St. Joan of Arc is often considered in the popular imagination to have been a martyr, mostly given the horrific nature of her death—burning at the stake after a sham trial that found her guilty of heresy. The trialincluded questions that clearly put Joan’s faith to the test:
The transcript’s most famous exchange is an exercise in subtlety. “Asked if she knew she was in God’s grace, she answered: ‘If I am not, may God put me there; and if I am, may God so keep me.'” The question is a scholarly trap. Church doctrine held that no one could be certain of being in God’s grace. If she had answered yes, then she would have been charged with heresy. If she had answered no, then she would have confessed her own guilt. Notary Boisguillaume later testified that at the moment the court heard this reply, “Those who were interrogating her were stupefied.”
Nonetheless, despite her later rehabilitation and eventual canonization, St. Joan has never been officially enrolled as a recognized martyr, but is instead venerated by the Church as a virgin. One reason might be that Joan was tried by Church officials who allowed their strings to be pulled by their English puppetmasters, and therefore it cannot be proven that she died in odium fidei.
A Martyr for Purity
At the beginning of the twentieth century, we find St. Maria Goretti, the twelve-year-old girl who fought off rape by a neighbor’s son, Alessandro Serenelli. During the course of the attack, she was stabbed over a dozen times and died the next day in agony. Her brave defense of her chastity and her final words of forgiveness for her attacker, including her desire to meet her attacker in heaven, captured the popular imagination. Maria was beatified and canonized so quickly that her own mother was able to attend both liturgies, to date the only mother of a saint to witness her child’s canonization.
Surprisingly, given that the knife attack by Alessandro was perpetrated out of rage over Maria’s rebuff of his sexual advances and not out of clear odium fidei, St. Maria Goretti has been venerated as a martyr for sexual purity. At her canonization, Pope Pius XII stated:
Martyr on earth and angel in heaven, look down from your glory on this people, which loves you, which venerates, glorifies, and exalts you. On your forehead you bear the full, brilliant, and victorious name of Christ. In your virginal countenance may be read the strength of your love and the constancy of your fidelity to your divine Spouse. As his bride espoused in blood, you have traced in yourself his own image.
Like Peter of Verona, Maria Goretti was granted the grace of living long enough and under the right conditions to make an overt witness to her faith. Where St. Peter used his final words to begin the Credo, St. Maria used hers to witness to the mercy and forgiveness of God.
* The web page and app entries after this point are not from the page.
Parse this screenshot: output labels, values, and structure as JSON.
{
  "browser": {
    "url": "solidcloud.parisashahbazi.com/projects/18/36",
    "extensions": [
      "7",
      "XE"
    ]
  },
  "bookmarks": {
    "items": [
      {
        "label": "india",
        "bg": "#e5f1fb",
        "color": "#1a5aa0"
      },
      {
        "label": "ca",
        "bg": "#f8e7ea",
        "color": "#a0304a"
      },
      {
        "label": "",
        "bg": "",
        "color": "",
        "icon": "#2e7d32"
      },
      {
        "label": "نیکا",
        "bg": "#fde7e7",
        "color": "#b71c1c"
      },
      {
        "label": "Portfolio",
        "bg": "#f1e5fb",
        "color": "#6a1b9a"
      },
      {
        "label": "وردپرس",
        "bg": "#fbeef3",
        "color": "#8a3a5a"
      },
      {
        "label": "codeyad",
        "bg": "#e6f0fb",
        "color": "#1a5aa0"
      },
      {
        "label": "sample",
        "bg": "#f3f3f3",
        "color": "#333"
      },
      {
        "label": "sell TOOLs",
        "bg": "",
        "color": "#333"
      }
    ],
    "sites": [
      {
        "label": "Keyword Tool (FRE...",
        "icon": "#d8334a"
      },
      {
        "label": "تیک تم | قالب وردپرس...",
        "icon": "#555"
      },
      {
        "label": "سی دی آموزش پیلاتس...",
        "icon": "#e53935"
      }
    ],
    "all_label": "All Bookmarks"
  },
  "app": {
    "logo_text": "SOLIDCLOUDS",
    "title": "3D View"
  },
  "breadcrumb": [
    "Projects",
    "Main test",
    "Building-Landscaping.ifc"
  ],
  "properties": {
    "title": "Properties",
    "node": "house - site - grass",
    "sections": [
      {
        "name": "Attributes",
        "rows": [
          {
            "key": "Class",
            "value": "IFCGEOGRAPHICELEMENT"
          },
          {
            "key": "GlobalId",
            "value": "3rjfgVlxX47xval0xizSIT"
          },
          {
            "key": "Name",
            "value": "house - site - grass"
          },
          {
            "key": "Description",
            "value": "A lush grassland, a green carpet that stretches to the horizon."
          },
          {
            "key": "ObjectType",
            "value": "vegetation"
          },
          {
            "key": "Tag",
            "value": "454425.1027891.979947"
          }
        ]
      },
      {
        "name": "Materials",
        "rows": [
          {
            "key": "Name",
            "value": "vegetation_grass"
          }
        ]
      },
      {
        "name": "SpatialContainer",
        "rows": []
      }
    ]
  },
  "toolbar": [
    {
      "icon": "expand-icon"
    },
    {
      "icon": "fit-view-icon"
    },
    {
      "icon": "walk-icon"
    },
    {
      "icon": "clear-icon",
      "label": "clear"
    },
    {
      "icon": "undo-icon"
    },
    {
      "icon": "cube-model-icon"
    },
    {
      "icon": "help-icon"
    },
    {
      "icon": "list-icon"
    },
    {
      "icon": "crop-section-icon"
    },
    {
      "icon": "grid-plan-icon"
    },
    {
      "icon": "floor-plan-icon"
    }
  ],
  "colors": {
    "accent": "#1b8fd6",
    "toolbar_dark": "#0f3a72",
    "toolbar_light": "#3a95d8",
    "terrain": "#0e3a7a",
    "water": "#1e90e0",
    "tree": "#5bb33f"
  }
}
The Prisoner of Auschwitz
Later in the twentieth century, we would see yet another form of martyrdom in St. Maximilian Kolbe, and this time an explicit debate over what constitutes Christian martyrdom.
Many of the ingredients for a classic case of martyrdom were present when St. Maximilian sacrificed his life to spare the life of another prisoner in Auschwitz. Like Peter of Verona, there was a renowned holiness during his lifetime, including a childhood vision of choosing martyrdom; there was clear hatred of Christians and other human persons by his killers (although the question of odium fidei was up in the air, as we shall see); and there was clear witness to the ideals of the faith, such as laying down one’s life for another.
Nonetheless, Maximilian was beatified as a confessor, not as a martyr, although he was given unofficial recognition as a “martyr of charity.” When it came time for his canonization though, Pope John Paul II simply chose to declare that St. Maximilian would henceforth be venerated as a martyr. By his own authority as pope, and overruling a commission established to study the matter, John Paul decided that “the systematic hatred of . . . humanity propagated by the Nazi regime was in itself inherently an act of hatred of religious [Catholic] faith, meaning Kolbe’s death equated to martyrdom.”